Between this year’s Sundance Film Festival and various Oscar-nominated movies like The Sea Inside and Million Dollar Baby, there is a preponderance of films with characters grappling with disabilities that affect movement, ranging from being wheelchair-bound to being virtually immobile. At Sundance, director Damien O’Donnell (East Is East) premiered Rory O’Shea Was Here for North American audiences, and this film not only didn’t pull punches but found the humor and hope in living with muscular dystrophy and cerebal palsy.
The L Magazine: There are all these films with wheelchair-bound paraplegics or quadriplegics; even a documentary at Sundance, Murderball, about a paraplegic sport.
Damien O’Donnell: I’ve seen Aaltra at Sundance. Oh my god that was madness. It’s about two rivals on a farm that get injured in a farm machinery accident, and they decide to make their way in wheelchairs all the way to Finland to claim their compensation for their company; it was made by an acolyte of Aki Kurismaki.
The L: Did you see The Sea Inside?
DO: Yes, I know [its star] Javier [Bardem] very well, actually. We were supposed to be working on a film together that didn’t happen. And the next films that we booked both involved people with disabilities.
The L: You’ve made a distinction between those in wheelchairs through injury versus through conditions at birth.
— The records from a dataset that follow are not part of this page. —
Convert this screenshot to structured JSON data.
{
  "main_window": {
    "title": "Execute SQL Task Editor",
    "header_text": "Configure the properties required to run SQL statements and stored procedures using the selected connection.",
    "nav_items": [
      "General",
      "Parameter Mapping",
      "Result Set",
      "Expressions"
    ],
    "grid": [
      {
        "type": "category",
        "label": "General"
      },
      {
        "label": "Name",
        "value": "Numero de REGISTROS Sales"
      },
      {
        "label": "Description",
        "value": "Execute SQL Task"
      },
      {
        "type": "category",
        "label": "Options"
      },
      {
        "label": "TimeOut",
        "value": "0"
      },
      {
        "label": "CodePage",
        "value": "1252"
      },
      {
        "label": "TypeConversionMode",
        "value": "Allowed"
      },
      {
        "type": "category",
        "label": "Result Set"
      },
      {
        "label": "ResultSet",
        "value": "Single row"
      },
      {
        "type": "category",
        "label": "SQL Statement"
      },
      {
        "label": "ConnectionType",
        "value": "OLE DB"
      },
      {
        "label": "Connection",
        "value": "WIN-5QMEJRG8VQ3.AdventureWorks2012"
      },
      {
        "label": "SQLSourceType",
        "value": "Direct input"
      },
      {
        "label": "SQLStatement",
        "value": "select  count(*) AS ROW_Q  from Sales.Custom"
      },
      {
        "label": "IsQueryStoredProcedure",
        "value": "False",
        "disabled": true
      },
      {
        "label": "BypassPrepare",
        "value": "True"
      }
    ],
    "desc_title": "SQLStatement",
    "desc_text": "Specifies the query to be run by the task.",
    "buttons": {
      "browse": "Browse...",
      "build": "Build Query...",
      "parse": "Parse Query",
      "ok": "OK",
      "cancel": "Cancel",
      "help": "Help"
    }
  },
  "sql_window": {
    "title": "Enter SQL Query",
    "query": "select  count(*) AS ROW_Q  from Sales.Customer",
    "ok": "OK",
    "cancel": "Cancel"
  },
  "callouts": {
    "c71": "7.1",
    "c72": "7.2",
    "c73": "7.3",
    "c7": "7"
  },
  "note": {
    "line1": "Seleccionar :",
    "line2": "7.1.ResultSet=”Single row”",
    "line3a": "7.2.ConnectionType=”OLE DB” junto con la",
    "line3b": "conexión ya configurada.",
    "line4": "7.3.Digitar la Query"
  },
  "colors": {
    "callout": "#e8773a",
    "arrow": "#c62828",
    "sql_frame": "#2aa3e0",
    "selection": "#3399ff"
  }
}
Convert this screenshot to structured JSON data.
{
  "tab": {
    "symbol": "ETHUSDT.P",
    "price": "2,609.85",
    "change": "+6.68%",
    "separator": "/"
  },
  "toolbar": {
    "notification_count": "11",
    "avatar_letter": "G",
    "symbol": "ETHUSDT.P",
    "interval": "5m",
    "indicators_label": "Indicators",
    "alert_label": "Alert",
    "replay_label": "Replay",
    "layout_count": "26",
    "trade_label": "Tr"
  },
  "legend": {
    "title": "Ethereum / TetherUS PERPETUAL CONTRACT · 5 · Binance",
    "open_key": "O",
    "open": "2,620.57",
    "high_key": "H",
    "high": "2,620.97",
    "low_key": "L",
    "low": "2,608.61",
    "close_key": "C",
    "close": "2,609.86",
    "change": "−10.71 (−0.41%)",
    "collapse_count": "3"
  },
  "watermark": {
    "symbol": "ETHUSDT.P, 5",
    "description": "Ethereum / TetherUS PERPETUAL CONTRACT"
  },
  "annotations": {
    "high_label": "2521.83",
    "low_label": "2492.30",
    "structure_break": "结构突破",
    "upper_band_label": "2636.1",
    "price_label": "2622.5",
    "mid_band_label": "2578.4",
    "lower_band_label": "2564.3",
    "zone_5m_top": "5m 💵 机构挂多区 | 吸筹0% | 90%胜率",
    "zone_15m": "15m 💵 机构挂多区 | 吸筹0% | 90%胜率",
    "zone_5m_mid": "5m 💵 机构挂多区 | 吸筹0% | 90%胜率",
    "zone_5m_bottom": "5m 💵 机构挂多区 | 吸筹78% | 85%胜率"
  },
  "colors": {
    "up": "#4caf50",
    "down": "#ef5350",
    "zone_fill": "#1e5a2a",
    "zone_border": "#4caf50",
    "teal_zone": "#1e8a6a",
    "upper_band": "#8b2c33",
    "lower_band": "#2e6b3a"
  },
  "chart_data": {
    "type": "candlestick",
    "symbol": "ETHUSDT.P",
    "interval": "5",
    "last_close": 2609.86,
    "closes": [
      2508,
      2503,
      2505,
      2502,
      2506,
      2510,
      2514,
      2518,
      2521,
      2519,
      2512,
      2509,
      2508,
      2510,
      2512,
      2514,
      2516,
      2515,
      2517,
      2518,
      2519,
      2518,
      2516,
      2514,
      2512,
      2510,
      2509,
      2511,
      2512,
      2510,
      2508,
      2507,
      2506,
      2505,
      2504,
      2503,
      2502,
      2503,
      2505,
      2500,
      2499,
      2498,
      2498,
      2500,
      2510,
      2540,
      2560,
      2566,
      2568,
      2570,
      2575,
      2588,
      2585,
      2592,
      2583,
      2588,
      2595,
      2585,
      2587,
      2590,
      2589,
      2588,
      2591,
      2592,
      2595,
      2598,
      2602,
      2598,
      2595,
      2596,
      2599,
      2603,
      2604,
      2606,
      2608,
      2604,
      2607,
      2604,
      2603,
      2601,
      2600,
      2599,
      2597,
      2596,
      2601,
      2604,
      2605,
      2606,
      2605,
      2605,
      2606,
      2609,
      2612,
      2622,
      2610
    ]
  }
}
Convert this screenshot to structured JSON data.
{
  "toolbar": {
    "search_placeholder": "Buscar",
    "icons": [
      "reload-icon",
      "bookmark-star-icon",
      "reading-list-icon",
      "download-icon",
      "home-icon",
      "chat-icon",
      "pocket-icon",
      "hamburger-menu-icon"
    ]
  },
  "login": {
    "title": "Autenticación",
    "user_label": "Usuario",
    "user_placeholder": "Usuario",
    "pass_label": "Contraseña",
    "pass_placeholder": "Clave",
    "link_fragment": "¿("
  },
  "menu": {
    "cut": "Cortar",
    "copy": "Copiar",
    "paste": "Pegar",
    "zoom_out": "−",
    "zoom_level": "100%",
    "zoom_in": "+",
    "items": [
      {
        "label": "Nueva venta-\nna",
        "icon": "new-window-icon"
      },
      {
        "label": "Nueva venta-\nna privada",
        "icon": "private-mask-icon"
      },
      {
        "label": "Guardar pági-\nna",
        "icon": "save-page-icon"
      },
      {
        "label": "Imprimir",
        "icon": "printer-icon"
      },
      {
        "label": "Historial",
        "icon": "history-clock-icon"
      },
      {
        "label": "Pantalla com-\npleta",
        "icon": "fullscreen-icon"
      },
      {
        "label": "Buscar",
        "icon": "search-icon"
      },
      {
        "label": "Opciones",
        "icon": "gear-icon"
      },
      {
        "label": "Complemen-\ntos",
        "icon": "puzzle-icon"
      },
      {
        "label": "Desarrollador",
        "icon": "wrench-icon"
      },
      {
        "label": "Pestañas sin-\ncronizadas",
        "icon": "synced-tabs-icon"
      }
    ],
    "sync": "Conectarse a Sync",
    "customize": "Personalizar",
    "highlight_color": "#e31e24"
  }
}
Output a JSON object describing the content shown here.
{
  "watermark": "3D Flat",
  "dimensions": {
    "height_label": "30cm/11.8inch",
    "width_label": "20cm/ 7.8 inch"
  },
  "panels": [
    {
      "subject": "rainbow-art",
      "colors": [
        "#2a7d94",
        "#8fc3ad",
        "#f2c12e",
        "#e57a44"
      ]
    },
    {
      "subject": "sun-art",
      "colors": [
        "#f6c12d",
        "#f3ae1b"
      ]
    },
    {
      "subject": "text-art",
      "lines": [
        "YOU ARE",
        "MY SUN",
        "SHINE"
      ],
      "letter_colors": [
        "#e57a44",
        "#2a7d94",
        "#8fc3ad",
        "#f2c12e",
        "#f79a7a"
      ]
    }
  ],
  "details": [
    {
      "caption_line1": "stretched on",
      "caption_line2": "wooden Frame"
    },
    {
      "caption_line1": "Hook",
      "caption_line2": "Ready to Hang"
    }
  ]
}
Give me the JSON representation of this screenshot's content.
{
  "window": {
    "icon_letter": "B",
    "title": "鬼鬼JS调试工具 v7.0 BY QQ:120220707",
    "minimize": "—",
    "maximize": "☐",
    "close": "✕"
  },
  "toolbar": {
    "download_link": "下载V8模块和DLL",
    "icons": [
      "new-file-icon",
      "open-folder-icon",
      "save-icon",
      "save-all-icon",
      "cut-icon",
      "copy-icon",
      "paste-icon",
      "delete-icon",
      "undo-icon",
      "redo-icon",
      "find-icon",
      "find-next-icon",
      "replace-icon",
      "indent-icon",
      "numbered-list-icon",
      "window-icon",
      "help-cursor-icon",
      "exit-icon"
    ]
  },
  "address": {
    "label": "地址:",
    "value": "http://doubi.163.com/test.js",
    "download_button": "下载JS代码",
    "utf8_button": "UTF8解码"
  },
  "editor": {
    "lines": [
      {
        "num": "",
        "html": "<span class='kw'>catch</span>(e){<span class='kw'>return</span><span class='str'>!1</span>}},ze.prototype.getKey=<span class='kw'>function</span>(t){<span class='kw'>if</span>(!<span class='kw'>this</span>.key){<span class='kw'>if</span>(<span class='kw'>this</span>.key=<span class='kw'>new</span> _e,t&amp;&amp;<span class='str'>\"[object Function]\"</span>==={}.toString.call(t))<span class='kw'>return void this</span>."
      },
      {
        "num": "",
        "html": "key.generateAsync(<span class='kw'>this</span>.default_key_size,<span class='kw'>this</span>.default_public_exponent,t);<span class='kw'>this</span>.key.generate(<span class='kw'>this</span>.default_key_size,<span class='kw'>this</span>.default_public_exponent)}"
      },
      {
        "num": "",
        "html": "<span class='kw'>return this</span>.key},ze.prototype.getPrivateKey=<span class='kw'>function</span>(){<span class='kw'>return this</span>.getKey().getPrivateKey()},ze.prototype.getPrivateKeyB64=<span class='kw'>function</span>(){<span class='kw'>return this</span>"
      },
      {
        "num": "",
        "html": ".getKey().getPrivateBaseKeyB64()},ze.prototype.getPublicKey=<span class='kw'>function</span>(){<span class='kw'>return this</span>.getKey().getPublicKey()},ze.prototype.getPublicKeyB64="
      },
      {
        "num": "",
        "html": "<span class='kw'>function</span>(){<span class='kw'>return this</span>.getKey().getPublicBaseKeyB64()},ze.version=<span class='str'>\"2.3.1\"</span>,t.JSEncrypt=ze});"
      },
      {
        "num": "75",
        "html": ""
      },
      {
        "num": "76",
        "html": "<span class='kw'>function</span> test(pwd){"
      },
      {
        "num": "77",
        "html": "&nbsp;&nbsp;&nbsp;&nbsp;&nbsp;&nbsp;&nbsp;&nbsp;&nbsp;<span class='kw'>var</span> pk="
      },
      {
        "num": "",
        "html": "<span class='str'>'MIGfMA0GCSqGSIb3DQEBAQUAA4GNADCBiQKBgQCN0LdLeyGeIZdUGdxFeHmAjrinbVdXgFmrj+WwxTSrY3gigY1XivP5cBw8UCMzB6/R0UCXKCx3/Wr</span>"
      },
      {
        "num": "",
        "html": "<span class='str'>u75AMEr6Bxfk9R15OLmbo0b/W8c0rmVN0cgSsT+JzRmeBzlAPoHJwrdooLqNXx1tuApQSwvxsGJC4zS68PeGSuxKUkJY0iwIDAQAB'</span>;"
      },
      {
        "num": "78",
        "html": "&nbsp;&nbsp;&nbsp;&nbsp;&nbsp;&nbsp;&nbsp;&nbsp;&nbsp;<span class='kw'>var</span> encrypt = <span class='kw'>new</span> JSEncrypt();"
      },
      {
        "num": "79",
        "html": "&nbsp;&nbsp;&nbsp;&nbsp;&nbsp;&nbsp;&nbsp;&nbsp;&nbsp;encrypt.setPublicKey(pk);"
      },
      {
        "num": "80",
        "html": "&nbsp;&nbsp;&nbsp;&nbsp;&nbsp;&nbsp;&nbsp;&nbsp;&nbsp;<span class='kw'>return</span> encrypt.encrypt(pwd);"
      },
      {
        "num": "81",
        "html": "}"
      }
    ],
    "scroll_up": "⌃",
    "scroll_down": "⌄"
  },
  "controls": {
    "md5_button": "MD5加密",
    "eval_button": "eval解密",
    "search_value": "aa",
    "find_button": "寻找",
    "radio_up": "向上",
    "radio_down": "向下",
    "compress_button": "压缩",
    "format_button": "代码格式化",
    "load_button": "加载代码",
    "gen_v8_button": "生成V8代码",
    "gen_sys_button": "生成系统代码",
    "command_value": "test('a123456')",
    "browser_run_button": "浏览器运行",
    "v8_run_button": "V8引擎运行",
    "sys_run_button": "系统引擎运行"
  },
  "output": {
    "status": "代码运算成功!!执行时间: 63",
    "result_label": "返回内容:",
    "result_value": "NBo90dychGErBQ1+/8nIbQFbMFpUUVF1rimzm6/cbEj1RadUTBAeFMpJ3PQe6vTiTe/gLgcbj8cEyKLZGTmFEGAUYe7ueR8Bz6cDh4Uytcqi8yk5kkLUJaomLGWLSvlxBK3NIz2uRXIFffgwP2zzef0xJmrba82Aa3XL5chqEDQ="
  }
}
DO: People who have it as an injury appreciate what they have lost. The character Michael has lived this sheltered life and doesn’t know what opportunities are out there for him, he hasn’t discovered that. Duchene muscular dystrophy is a degenerating condition, but it starts quite early. So you’re already suffering from it, and by the time you’re ten you’re already in a wheelchair. So I think that people who are born with a condition like that have a different outlook, they certainly have a different life experience to people who obtain it as an injury in some way in older life. Particularly in terms of relationships, particularly in terms of dealing with the opposite sex, dealing with love and stuff like that. And so you end up being a very naïve grownup.
The L: How was Sundance?
DO: I’ll tell you, the audiences are fantastic. I went to two screenings; there was a standing ovation on the first night, which was amazing, and then a really interesting question and answer session. What I really brought back from Sundance was a boost to my hopes for the film. The audiences were so responsive to it. And it was unusual, something different happened, which I think shows the polarization of the two audiences, the UK and America. In the UK people asked, ”Were those two actors actually disabled?” and that usually provoked a discussion of the casting of disabled actors, which was a whole heated debate. When they asked the same question in Sundance, I was expecting a similar debate to happen, but they all just simultaneously applauded to show appreciation for the performances, which was incredibly gratifying. And the response from the disabled community was really positive.
Q: Were there any surprises in working with this community?
DO: There were, actually! The first day of my research we went to a home for severely disabled children. And we went around the home and visited the kids, and it was heartbreaking to see these kids with severe physical disabilities. Most of them were bright, intelligent children born, and I found that really depressing, and I thought I wasn’t going to be able to do this. And we were invited two days later to a screening and some residents of the home had made a short film called ‘Identity ”And they’d read that we were making the film, so they invited us to the screening. So I went along expecting some sort of life affirming comedy drama. And instead the film was about one of the residents who went around butchering all the residents and staff. And it showed her going around in the wheelchair stabbing poisoning shooting smothering, like everyone else. And everyone in the care home got their moment.